'It is a sacrifice that the Church makes in renouncing Latin, a sacred language, beautiful, expressive, and elegant. The Church sacrifices centuries of tradition and unity of language in the name of an ever-growing desire for universality'."
A recommended book is Fr. Luigi Villa's Paul VI Beatified?.
Pope John Paul II:
..."Another reason for reservation concerning this beatification is that throughout John Paul’s long pontificate faithful Catholics were bewildered and scandalized by numerous manifestly imprudent papal statements and gestures the likes of which the Church has never witnessed in 2000 years.

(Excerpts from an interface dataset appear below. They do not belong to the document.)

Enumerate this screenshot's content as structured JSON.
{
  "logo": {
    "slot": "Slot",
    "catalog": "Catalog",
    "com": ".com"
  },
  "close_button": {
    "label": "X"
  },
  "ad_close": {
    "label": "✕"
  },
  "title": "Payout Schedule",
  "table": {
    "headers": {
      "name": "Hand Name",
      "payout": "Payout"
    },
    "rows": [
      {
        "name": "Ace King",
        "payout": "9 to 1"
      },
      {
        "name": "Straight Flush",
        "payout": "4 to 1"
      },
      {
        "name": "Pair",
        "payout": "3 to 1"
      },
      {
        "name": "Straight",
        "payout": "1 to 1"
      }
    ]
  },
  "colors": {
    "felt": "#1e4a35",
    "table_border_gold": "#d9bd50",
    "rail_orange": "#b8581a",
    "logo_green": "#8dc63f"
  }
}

To recall just a few of the more well-known examples:
The numerous theologically dubious apologies for the presumed sins of Catholics in prior epochs of Church history.
The Pope’s public kissing of the Koran during the 1999 visit to Rome of a group of Iraqi Christians and Muslims.
The astonishing exclamation of March 21, 2000 in the Holy Land: “May St. John the Baptist protect Islam and all the people of Jordan...” [Cf. “Papal Homily in the Holy Land,” vatican.va].
The bestowal of pectoral crosses—symbols of episcopal authority—on George Carey and Rowan Williams.
Pope John Paul’s active participation in pagan worship at a “sacred forest” in Togo.
The “ecumenical” vespers service in St. Peter’s Basilica, the very heart of the visible Church, in which the Pope consented to pray together with Lutheran “bishops”, including women claiming to be successors of the Apostles."
Also, what more opposition could be shown to Tradition than to attempt to "excommunicate" those who wished to continue it?
Recommended books are Fr. Villa's Karol WojtylaBeatified, as well as Pope John Paul II: Doubts About a Beatification by Fr. Patrick de la Rocque and Bp. Bernard Fellay.
Pope Benedict XVI:
Although a few of Pope Benedict's actions have been truly beneficial to Tradition(Summorum Pontificum and the lifting of the false SSPX "excommunications" being the most notable ones), he too was a man of the Council. To name one example, this Pope took a step forward in "ecumenism" by inviting to his Assisi meeting a spokesman on behalf of those with no religion(http://www.dici.org/en/news/assisi-1986-2011-reform-in-continuity/). Also, while Pope Benedict was open to discussions with the SSPX, it eventually became clear that he would not grant them a personal prelature unless they would compromise their positions regarding Vatican II and the New mass. Pope Francis does not even appear to be quite so stringent on these requirements.
It is also noteworthy that the radical diocesan bishops opposed by even many "neo-Catholics"(to borrow a Chris Ferrara term) were placed in their positions by usually John Paul II or Benedict XVI. Why did they so often choose bishops of so little faith?
Now, during this Pontificate, we have the unusual opportunity of hearing the words of another Pope at the same time. If Pope Benedict is as traditional as many claim, surely we should expect strong words regarding these reforms of Pope Francis? The opposite has been true. In all of the few interviews Benedict XVI has spoken about this Pontificate, he has used the most glowing of terms! Some may respond that Benedict is under heavy pressure, thus somewhat excusing him. This scenario is perhaps worse. If Benedict XVI is aware of the gravity of the situation, but does not respond accordingly on account of an apparent "pressure", what does that say about him? Does he not have a duty to fight for the Faith, especially given his position? Even if his suggested enemies would go so far as to kill him, he would go straight to Heaven as a martyr!
To conclude: One must treat these subjects with prudence when encountering a Catholic discovering Tradition, but there is no use denying the obvious. The reason the Church is in such a great crisis is not only due to Pope Francis, but also to his immediate predecessors. This is not a judgement on the personal intentions of these Popes, but a simple statement based on objective reality. The Church will only fully emerge from this crisis when we have a Pope who will truly reverse the direction the Church has sailed since Vatican II. Let us pray for that great Pope!